Daily runs over 30 days by Groenendijk add up to 254 kilometres

Maj.-Gen. Dany Fortin, vice-president of logistics and operations at the Public Health Agency of Canada, speaks at a news conference on the COVID-19 pandemic in Ottawa, on Friday, Jan. 15, 2021. THE CANADIAN PRESS/Justin Tang
B.C. records 500 new COVID-19 cases Wednesday, 14 deaths

Outbreak at Surrey Pretrial jail, two more in health care

(File)
Man allegedly bites Vancouver cop during arrest for outstanding warrant

The officer was treated in hospital for the bite wounds

(File Photo)
Interior Health says COVID positivity rates in Fernie area actually 10-12%

IH say the rates are not as high as previously claimed by the region’s top doctor

Black bear cubs Athena and Jordan look on from their enclosure at the North Island Wildlife Recovery Association in Errington, B.C., on July 8, 2015. Conservation Officer Bryce Casavant won the hearts of animal lovers when he opted not to shoot the baby bears in July after their mother was destroyed for repeatedly raiding homes near Port Hardy, B.C. THE CANADIAN PRESS/Chad Hipolito
Supreme Court quashes review of B.C. conservation officer who refused to euthanize bears

Bryce Casavant was dismissed from his job for choosing not to shoot the cubs in 2015

Francina Mettes and Thomas Schouten with the 200-page document they submitted in December of 2018. (Travis Paterson/News Staff)
Dutch man, 94, facing unwanted trip home can stay in B.C. with wife of 45 years

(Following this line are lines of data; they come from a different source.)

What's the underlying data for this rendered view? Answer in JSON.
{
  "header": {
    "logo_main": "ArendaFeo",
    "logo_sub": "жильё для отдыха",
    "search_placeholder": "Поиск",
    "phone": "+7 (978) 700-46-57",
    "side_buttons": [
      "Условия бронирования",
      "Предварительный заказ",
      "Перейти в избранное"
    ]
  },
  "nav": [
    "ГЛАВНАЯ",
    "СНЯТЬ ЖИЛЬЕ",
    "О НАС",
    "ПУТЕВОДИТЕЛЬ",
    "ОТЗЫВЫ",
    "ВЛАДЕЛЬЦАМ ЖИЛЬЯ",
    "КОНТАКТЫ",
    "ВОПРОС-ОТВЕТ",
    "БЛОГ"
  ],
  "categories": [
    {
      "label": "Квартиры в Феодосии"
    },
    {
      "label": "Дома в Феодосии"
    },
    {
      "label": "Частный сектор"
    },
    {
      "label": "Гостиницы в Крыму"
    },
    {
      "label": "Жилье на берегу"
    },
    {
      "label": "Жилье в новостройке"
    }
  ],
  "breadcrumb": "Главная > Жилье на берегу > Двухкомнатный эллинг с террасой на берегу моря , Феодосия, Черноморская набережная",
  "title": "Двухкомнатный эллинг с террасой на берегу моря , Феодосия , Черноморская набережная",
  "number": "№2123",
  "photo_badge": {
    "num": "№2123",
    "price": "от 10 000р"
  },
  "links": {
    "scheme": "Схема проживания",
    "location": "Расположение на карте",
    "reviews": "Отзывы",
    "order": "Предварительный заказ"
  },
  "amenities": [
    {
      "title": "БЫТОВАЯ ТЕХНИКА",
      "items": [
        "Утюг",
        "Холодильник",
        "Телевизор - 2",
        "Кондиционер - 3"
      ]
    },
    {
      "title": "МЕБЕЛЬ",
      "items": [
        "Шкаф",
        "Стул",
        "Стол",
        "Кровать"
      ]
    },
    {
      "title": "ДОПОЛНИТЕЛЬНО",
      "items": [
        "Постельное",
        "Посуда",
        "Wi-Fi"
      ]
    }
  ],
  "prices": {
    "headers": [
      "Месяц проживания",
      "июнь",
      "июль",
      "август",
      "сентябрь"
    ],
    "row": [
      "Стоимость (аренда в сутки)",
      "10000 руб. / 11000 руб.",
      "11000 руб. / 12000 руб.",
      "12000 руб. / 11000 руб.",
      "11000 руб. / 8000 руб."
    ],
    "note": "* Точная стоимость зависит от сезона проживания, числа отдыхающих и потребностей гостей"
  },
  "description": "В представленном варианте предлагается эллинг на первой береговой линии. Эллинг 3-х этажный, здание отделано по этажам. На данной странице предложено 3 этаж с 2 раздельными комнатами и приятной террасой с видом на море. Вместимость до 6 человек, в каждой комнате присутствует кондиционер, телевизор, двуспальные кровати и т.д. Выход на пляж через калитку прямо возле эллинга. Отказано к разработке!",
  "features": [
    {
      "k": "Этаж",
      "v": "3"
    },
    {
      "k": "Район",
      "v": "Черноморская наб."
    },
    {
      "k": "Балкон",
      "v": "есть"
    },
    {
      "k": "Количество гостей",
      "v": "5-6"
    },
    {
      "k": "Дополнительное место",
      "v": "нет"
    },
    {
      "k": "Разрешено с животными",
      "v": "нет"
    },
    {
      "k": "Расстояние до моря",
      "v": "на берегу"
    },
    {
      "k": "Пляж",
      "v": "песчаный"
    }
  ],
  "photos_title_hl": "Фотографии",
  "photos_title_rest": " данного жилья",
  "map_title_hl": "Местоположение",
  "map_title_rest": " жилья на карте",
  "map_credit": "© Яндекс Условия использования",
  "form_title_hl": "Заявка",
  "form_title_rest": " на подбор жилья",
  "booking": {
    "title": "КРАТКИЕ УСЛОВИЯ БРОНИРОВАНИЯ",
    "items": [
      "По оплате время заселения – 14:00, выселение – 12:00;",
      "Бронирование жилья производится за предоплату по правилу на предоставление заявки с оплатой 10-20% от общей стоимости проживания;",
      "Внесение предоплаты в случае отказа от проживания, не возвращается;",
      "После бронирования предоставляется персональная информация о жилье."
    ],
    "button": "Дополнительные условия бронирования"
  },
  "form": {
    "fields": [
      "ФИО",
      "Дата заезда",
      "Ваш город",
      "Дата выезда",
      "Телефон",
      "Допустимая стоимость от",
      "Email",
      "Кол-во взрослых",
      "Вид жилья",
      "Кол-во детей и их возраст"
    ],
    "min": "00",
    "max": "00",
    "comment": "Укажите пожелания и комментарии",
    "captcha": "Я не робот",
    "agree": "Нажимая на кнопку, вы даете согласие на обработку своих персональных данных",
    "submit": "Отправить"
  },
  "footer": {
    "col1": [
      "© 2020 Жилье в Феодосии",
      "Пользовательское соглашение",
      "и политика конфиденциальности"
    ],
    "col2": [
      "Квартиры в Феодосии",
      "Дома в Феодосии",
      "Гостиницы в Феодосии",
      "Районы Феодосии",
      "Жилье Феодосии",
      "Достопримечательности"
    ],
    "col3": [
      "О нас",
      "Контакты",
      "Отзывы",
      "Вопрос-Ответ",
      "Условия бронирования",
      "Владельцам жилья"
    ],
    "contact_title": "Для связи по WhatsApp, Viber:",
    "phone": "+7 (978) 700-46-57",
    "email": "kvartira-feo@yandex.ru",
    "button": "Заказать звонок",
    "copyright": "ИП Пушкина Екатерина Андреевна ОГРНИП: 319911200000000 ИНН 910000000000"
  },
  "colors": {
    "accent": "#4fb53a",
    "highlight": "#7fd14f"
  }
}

Immigration offices cuts red tape so couple of 45 years can stay together in Victoria area

Health Minister Adrian Dix looks on as Dr. Bonnie Henry pauses for a moment as she gives her daily media briefing regarding Covid-19 for the province of British Columbia in Victoria, B.C, Monday, December 7, 2020. THE CANADIAN PRESS/Jonathan Hayward
B.C. Premier, health officials to discuss next steps in COVID immunization plan

Nearly 31,000 doses of vaccine the province expected by Jan. 29 could be curtailed due to production issues

Homalco First Nation said that it will intervene in the judicial review sought by aquaculture companies with regards to federal decision to phase out 19 Discovery Island fish farms by 2022. In this picture from Sept. 24, a demonstrator wears representations of sea lice outside the Fisheries and Oceans Canada offices in downtown Vancouver.(Quinn Bender photo)
Chief says push for fish farm judicial review a challenge to reconciliation, Aboriginal Rights

Homalco First Nation chief reacts to Mowi and Cermaq intervention in Discovery Island decision

Most Read